Australia is listed as a potential source of precious stealth combat jets, as well as the specialised repair and maintenance facilities needed to keep them flying.
"This effort sustains these locations for several weeks until enemy cruise and ballistic missile inventories are depleted or destroyed," the report reads.
But an earlier 2008 war game, also conducted by the Rand Corporation, exposed a potential "Achilles heel" in stealth fighter operations. These single-seat aircraft need frequent air-to-air refuelling to give them adequate range to reach their targets. Such huge tankers, limited in numbers, are both easy to detect and shoot down.
Ultimately, however, the outcome of any battle may be dependent on a new frontline.
Space / Cyberspace
For the first time, large-scale war will likely be fought over cyberspace.
In particular, the data-hungry combat computers aboard US-built warplanes, tanks and warships are reliant on a constant, steady stream of networked information.
Halt the flow, and the "brain" becomes starved.
It's largely a network of space-based sensor and relay satellites that keeps this stream flowing.
While space itself is an arena barred from conflict under the Outer Space Treaty of 1967, the treaty is looking increasingly shaky. China is believed to have tested a satellite-killer missile in 2007. The resulting cloud of high-speed debris still poses a threat to delicate orbital equipment.
But choking the flow of data does not need projectiles: a few well-placed pieces of malware can collapse whole networks at a strategically sensitive time.

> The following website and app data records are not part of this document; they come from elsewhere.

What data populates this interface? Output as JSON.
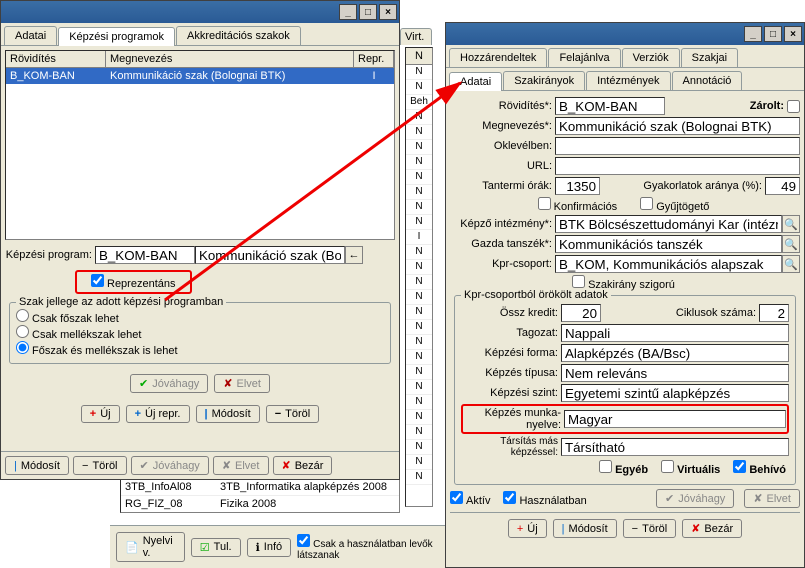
{
  "w1": {
    "tabs": [
      "Adatai",
      "Képzési programok",
      "Akkreditációs szakok"
    ],
    "active_tab": 1,
    "cols": [
      "Rövidítés",
      "Megnevezés",
      "Repr."
    ],
    "row": [
      "B_KOM-BAN",
      "Kommunikáció szak (Bolognai BTK)",
      "I"
    ],
    "kepzesi_label": "Képzési program:",
    "kepzesi_val1": "B_KOM-BAN",
    "kepzesi_val2": "Kommunikáció szak (Bolognai",
    "reprezentans": "Reprezentáns",
    "group_title": "Szak jellege az adott képzési programban",
    "radios": [
      "Csak főszak lehet",
      "Csak mellékszak lehet",
      "Főszak és mellékszak is lehet"
    ],
    "btns1": [
      "Jóváhagy",
      "Elvet"
    ],
    "btns2": [
      "Új",
      "Új repr.",
      "Módosít",
      "Töröl"
    ],
    "btns3": [
      "Módosít",
      "Töröl",
      "Jóváhagy",
      "Elvet",
      "Bezár"
    ]
  },
  "mid": {
    "tab": "Virt.",
    "ncol": [
      "N",
      "N",
      "Beh",
      "N",
      "N",
      "N",
      "N",
      "N",
      "N",
      "N",
      "N",
      "I",
      "N",
      "N",
      "N",
      "N",
      "N",
      "N",
      "N",
      "N",
      "N",
      "N",
      "N",
      "N",
      "N",
      "N",
      "N",
      "N"
    ]
  },
  "bottom_rows": [
    [
      "3TB_InfoAl08",
      "3TB_Informatika alapképzés 2008"
    ],
    [
      "RG_FIZ_08",
      "Fizika 2008"
    ]
  ],
  "footer": {
    "btns": [
      "Nyelvi v.",
      "Tul.",
      "Infó"
    ],
    "note": "Csak a használatban levők látszanak"
  },
  "w2": {
    "tabs_top": [
      "Hozzárendeltek",
      "Felajánlva",
      "Verziók",
      "Szakjai"
    ],
    "tabs_bot": [
      "Adatai",
      "Szakirányok",
      "Intézmények",
      "Annotáció"
    ],
    "fields": {
      "rovidites_l": "Rövidítés*:",
      "rovidites_v": "B_KOM-BAN",
      "zarolt_l": "Zárolt:",
      "megnevezes_l": "Megnevezés*:",
      "megnevezes_v": "Kommunikáció szak (Bolognai BTK)",
      "oklevelben_l": "Oklevélben:",
      "url_l": "URL:",
      "tantermi_l": "Tantermi órák:",
      "tantermi_v": "1350",
      "gyak_l": "Gyakorlatok aránya (%):",
      "gyak_v": "49",
      "konf": "Konfirmációs",
      "gyujt": "Gyűjtögető",
      "kepzo_l": "Képző intézmény*:",
      "kepzo_v": "BTK Bölcsészettudományi Kar (intézmény",
      "gazda_l": "Gazda tanszék*:",
      "gazda_v": "Kommunikációs tanszék",
      "kpr_l": "Kpr-csoport:",
      "kpr_v": "B_KOM, Kommunikációs alapszak",
      "szakirany": "Szakirány szigorú"
    },
    "group2_title": "Kpr-csoportból örökölt adatok",
    "g2": {
      "ossz_l": "Össz kredit:",
      "ossz_v": "20",
      "cikl_l": "Ciklusok száma:",
      "cikl_v": "2",
      "tagozat_l": "Tagozat:",
      "tagozat_v": "Nappali",
      "forma_l": "Képzési forma:",
      "forma_v": "Alapképzés (BA/Bsc)",
      "tipus_l": "Képzés típusa:",
      "tipus_v": "Nem releváns",
      "szint_l": "Képzési szint:",
      "szint_v": "Egyetemi szintű alapképzés",
      "nyelv_l": "Képzés munka-nyelve:",
      "nyelv_v": "Magyar",
      "tarsit_l": "Társítás más képzéssel:",
      "tarsit_v": "Társítható",
      "egyeb": "Egyéb",
      "virtualis": "Virtuális",
      "behivo": "Behívó"
    },
    "aktiv": "Aktív",
    "haszn": "Használatban",
    "btns1": [
      "Jóváhagy",
      "Elvet"
    ],
    "btns2": [
      "Új",
      "Módosít",
      "Töröl",
      "Bezár"
    ]
  }
}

Defending such vital, but vulnerable, links in a data network poses a serious - and as-yet largely untested - challenge.
At stake is a huge array of "force multiplying" technologies, from global positioning systems for pinpoint accuracy through to high-definition spy devices.
Militaries have become highly reliant on the ability to instantly transmit massive amounts of data - such as high-resolution video - from one side of the world of the other. And it's all the intelligence amassed by such means that must to be processed into meaningful icons transmitted into the heads-up displays of F-35 strike fighter pilots.
Pull the plug and many believe these advanced aircraft - and tanks and warships - are at risk of becoming helpless.